* _Aim of the exercise_:
Search the records below for "Derby" and copy every line it turns up in.
[Data to process — start]
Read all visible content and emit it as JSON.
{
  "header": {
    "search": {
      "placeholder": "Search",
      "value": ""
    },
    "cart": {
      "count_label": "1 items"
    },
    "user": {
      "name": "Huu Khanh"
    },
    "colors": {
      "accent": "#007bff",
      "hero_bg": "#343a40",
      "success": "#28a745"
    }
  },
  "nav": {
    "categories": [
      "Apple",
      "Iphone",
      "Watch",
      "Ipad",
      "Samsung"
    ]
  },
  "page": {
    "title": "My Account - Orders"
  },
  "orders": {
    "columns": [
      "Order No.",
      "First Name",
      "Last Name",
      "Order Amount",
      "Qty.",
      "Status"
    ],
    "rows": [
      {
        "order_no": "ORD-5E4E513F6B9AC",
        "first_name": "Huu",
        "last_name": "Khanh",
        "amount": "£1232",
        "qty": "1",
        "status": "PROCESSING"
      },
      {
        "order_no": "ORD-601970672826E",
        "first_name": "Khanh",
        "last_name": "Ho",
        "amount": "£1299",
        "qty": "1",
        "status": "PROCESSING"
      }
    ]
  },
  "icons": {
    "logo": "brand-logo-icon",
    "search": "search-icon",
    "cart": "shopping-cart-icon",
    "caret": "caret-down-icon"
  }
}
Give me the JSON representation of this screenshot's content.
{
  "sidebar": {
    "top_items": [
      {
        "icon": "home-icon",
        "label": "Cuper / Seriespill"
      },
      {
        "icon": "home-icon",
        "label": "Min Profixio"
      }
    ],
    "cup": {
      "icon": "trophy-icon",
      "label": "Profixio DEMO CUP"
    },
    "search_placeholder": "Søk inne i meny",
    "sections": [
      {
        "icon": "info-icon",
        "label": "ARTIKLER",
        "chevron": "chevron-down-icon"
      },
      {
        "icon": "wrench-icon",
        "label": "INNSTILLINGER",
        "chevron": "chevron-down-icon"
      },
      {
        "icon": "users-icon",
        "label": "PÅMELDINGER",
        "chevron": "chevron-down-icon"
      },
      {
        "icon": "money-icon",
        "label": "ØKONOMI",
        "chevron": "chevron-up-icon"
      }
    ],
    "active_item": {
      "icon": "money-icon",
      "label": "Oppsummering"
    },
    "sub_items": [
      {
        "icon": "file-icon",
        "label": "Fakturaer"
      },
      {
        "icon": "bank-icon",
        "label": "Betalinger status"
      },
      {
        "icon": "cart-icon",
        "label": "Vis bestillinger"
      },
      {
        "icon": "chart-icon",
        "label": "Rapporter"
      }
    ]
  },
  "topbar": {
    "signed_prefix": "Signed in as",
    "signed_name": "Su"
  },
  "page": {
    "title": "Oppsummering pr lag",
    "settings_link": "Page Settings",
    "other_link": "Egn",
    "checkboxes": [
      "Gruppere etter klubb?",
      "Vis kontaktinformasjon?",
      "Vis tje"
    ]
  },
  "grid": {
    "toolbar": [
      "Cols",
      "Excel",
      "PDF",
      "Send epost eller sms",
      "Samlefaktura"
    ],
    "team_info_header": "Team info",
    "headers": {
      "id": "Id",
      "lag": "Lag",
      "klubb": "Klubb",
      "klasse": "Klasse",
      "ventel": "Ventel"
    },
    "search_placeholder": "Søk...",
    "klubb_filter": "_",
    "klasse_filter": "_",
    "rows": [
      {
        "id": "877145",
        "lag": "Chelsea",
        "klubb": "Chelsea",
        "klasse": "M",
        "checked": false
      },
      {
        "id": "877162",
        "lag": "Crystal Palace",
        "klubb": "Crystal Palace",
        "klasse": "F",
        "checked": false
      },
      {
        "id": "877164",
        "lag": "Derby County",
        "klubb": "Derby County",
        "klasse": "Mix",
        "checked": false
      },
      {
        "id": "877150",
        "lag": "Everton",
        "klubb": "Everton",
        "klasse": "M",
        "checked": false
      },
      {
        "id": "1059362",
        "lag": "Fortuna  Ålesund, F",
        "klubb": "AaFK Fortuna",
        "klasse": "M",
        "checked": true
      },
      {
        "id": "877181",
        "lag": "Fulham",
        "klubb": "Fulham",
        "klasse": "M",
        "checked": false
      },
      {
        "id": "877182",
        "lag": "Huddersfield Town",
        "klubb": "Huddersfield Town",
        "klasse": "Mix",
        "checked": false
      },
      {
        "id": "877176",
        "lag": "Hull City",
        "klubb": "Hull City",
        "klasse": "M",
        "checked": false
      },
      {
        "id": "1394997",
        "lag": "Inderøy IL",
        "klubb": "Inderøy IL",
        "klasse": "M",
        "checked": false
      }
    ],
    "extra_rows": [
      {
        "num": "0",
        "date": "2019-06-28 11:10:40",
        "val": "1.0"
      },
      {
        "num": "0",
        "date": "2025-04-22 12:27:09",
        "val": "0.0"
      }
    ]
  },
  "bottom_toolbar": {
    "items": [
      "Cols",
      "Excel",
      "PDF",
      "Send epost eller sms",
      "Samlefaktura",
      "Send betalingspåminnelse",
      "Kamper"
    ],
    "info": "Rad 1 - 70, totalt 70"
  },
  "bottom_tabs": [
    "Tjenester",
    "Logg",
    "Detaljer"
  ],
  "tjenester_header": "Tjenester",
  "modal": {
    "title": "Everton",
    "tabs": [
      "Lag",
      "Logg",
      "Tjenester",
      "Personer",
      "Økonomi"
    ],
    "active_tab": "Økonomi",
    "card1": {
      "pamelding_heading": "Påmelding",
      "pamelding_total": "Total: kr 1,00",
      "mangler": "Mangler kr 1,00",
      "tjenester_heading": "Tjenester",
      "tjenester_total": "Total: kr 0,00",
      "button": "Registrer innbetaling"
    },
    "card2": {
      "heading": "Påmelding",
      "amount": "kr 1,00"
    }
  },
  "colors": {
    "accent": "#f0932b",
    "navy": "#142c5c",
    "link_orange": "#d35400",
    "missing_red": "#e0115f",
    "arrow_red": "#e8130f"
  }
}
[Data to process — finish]
* _Written reply_:
        "lag": "Derby County",
        "klubb": "Derby County",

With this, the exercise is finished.